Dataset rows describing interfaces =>
################
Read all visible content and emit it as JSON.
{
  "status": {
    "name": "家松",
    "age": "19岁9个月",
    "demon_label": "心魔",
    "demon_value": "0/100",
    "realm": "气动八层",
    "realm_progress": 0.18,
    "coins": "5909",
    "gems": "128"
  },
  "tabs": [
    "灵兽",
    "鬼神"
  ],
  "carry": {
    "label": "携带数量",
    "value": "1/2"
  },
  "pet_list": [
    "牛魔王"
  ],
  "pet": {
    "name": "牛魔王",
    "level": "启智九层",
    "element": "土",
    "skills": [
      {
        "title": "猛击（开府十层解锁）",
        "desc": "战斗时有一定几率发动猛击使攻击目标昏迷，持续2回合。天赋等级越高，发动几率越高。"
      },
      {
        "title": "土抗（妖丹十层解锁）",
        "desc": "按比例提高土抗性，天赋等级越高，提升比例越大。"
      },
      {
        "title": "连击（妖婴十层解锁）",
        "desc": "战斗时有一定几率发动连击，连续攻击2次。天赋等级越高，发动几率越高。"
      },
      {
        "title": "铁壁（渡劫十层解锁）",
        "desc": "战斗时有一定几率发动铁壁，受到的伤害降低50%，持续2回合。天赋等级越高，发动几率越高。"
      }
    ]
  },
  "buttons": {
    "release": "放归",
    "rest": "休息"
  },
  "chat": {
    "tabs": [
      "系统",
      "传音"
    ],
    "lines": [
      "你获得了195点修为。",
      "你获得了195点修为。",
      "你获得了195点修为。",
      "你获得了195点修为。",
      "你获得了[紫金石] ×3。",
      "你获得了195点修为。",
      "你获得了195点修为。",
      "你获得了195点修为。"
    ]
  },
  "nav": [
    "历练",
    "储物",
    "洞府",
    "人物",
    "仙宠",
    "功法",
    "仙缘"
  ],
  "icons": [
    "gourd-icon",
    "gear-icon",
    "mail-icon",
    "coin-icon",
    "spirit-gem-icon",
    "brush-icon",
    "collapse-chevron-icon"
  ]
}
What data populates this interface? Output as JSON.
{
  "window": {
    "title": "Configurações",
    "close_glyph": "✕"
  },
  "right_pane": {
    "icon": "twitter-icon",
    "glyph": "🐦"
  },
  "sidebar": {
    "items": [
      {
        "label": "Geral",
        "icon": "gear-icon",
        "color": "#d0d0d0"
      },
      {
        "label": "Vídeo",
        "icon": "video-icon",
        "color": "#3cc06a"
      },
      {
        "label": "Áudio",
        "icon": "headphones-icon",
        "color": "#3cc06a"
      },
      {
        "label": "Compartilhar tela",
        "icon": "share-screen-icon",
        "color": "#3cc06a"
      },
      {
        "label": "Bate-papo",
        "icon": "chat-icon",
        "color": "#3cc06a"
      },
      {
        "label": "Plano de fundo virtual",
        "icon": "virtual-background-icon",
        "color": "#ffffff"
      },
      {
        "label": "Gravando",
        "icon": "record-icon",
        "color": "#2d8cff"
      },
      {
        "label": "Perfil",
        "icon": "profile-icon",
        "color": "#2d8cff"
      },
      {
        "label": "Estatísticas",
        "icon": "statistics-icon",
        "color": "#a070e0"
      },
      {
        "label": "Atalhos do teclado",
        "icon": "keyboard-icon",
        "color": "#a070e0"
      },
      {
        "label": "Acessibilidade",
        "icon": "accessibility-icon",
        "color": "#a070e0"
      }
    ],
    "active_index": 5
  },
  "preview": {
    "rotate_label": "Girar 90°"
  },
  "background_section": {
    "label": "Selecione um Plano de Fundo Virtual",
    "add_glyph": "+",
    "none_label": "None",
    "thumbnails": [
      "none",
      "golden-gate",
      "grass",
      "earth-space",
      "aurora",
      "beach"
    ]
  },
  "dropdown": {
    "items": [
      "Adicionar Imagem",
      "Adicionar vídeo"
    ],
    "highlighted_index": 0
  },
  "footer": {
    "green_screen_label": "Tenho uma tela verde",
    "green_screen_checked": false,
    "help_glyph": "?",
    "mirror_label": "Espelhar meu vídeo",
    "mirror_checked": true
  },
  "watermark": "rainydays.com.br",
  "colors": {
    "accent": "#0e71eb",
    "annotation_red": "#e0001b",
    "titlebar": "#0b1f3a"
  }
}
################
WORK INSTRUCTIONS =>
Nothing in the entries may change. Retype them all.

ANSWER TO THE EXERCISE =>
Read all visible content and emit it as JSON.
{
  "status": {
    "name": "家松",
    "age": "19岁9个月",
    "demon_label": "心魔",
    "demon_value": "0/100",
    "realm": "气动八层",
    "realm_progress": 0.18,
    "coins": "5909",
    "gems": "128"
  },
  "tabs": [
    "灵兽",
    "鬼神"
  ],
  "carry": {
    "label": "携带数量",
    "value": "1/2"
  },
  "pet_list": [
    "牛魔王"
  ],
  "pet": {
    "name": "牛魔王",
    "level": "启智九层",
    "element": "土",
    "skills": [
      {
        "title": "猛击（开府十层解锁）",
        "desc": "战斗时有一定几率发动猛击使攻击目标昏迷，持续2回合。天赋等级越高，发动几率越高。"
      },
      {
        "title": "土抗（妖丹十层解锁）",
        "desc": "按比例提高土抗性，天赋等级越高，提升比例越大。"
      },
      {
        "title": "连击（妖婴十层解锁）",
        "desc": "战斗时有一定几率发动连击，连续攻击2次。天赋等级越高，发动几率越高。"
      },
      {
        "title": "铁壁（渡劫十层解锁）",
        "desc": "战斗时有一定几率发动铁壁，受到的伤害降低50%，持续2回合。天赋等级越高，发动几率越高。"
      }
    ]
  },
  "buttons": {
    "release": "放归",
    "rest": "休息"
  },
  "chat": {
    "tabs": [
      "系统",
      "传音"
    ],
    "lines": [
      "你获得了195点修为。",
      "你获得了195点修为。",
      "你获得了195点修为。",
      "你获得了195点修为。",
      "你获得了[紫金石] ×3。",
      "你获得了195点修为。",
      "你获得了195点修为。",
      "你获得了195点修为。"
    ]
  },
  "nav": [
    "历练",
    "储物",
    "洞府",
    "人物",
    "仙宠",
    "功法",
    "仙缘"
  ],
  "icons": [
    "gourd-icon",
    "gear-icon",
    "mail-icon",
    "coin-icon",
    "spirit-gem-icon",
    "brush-icon",
    "collapse-chevron-icon"
  ]
}
What data populates this interface? Output as JSON.
{
  "window": {
    "title": "Configurações",
    "close_glyph": "✕"
  },
  "right_pane": {
    "icon": "twitter-icon",
    "glyph": "🐦"
  },
  "sidebar": {
    "items": [
      {
        "label": "Geral",
        "icon": "gear-icon",
        "color": "#d0d0d0"
      },
      {
        "label": "Vídeo",
        "icon": "video-icon",
        "color": "#3cc06a"
      },
      {
        "label": "Áudio",
        "icon": "headphones-icon",
        "color": "#3cc06a"
      },
      {
        "label": "Compartilhar tela",
        "icon": "share-screen-icon",
        "color": "#3cc06a"
      },
      {
        "label": "Bate-papo",
        "icon": "chat-icon",
        "color": "#3cc06a"
      },
      {
        "label": "Plano de fundo virtual",
        "icon": "virtual-background-icon",
        "color": "#ffffff"
      },
      {
        "label": "Gravando",
        "icon": "record-icon",
        "color": "#2d8cff"
      },
      {
        "label": "Perfil",
        "icon": "profile-icon",
        "color": "#2d8cff"
      },
      {
        "label": "Estatísticas",
        "icon": "statistics-icon",
        "color": "#a070e0"
      },
      {
        "label": "Atalhos do teclado",
        "icon": "keyboard-icon",
        "color": "#a070e0"
      },
      {
        "label": "Acessibilidade",
        "icon": "accessibility-icon",
        "color": "#a070e0"
      }
    ],
    "active_index": 5
  },
  "preview": {
    "rotate_label": "Girar 90°"
  },
  "background_section": {
    "label": "Selecione um Plano de Fundo Virtual",
    "add_glyph": "+",
    "none_label": "None",
    "thumbnails": [
      "none",
      "golden-gate",
      "grass",
      "earth-space",
      "aurora",
      "beach"
    ]
  },
  "dropdown": {
    "items": [
      "Adicionar Imagem",
      "Adicionar vídeo"
    ],
    "highlighted_index": 0
  },
  "footer": {
    "green_screen_label": "Tenho uma tela verde",
    "green_screen_checked": false,
    "help_glyph": "?",
    "mirror_label": "Espelhar meu vídeo",
    "mirror_checked": true
  },
  "watermark": "rainydays.com.br",
  "colors": {
    "accent": "#0e71eb",
    "annotation_red": "#e0001b",
    "titlebar": "#0b1f3a"
  }
}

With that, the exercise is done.